GeneCards Summary for PAK5 Gene
PAK5 (P21 (RAC1) Activated Kinase 5) is a Protein Coding gene. Diseases associated with PAK5 include Breast Large Cell Neuroendocrine Carcinoma and Epileptic Encephalopathy, Early Infantile, 12. Among its related pathways are Integrin Pathway and Guidance Cues and Growth Cone Motility. An important paralog of this gene is PAK4.
UniProtKB/Swiss-Prot Summary for PAK5 Gene
Serine/threonine protein kinase that plays a role in a variety of different signaling pathways including cytoskeleton regulation, cell migration, proliferation or cell survival. Activation by various effectors including growth factor receptors or active CDC42 and RAC1 results in a conformational change and a subsequent autophosphorylation on several serine and/or threonine residues. Phosphorylates the proto-oncogene RAF1 and stimulates its kinase activity. Promotes cell survival by phosphorylating the BCL2 antagonist of cell death BAD. Phosphorylates CTNND1, probably to regulate cytoskeletal organization and cell morphology.
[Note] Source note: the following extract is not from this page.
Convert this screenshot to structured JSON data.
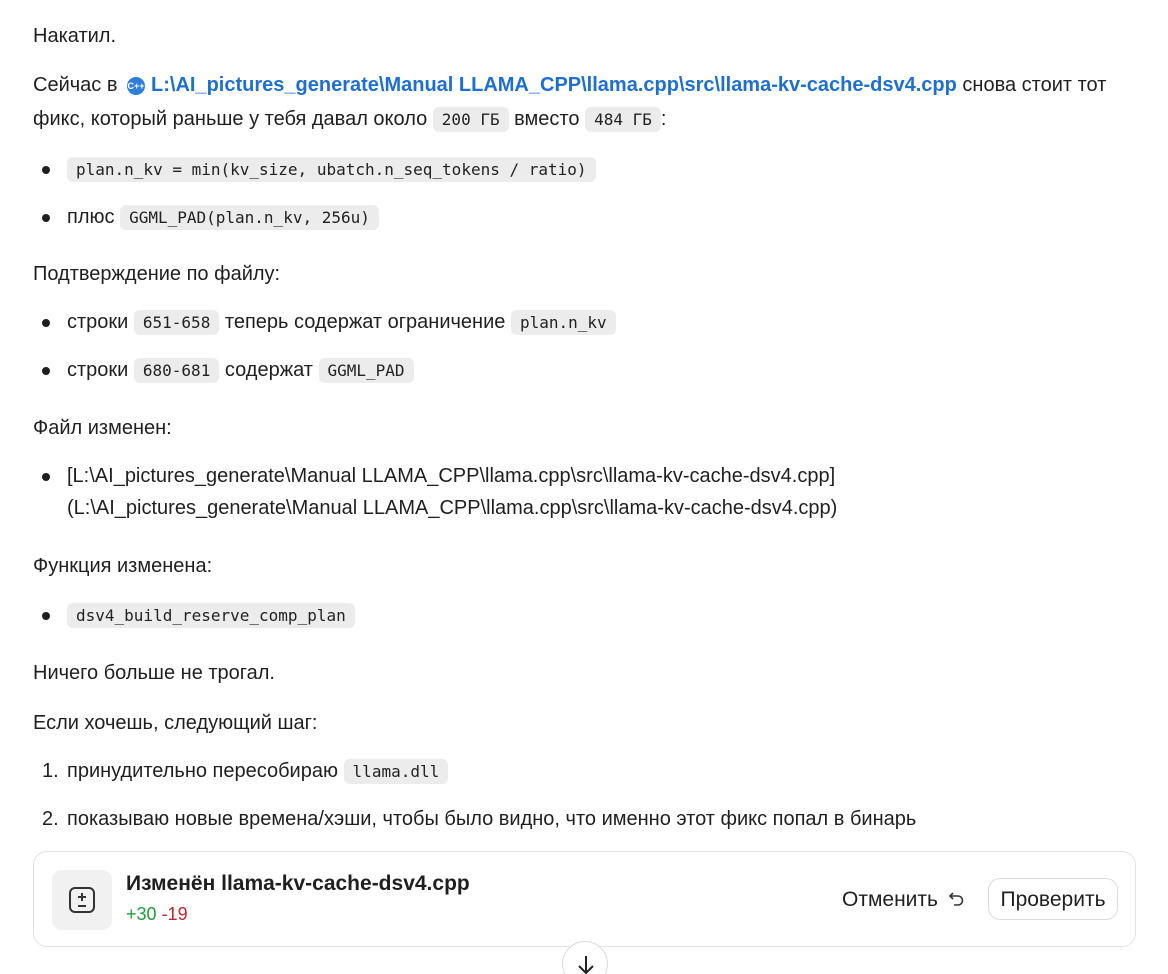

Keeps microtubules stable through MARK2 inhibition and destabilizes the F-actin network leading to the disappearance of stress fibers and focal adhesions.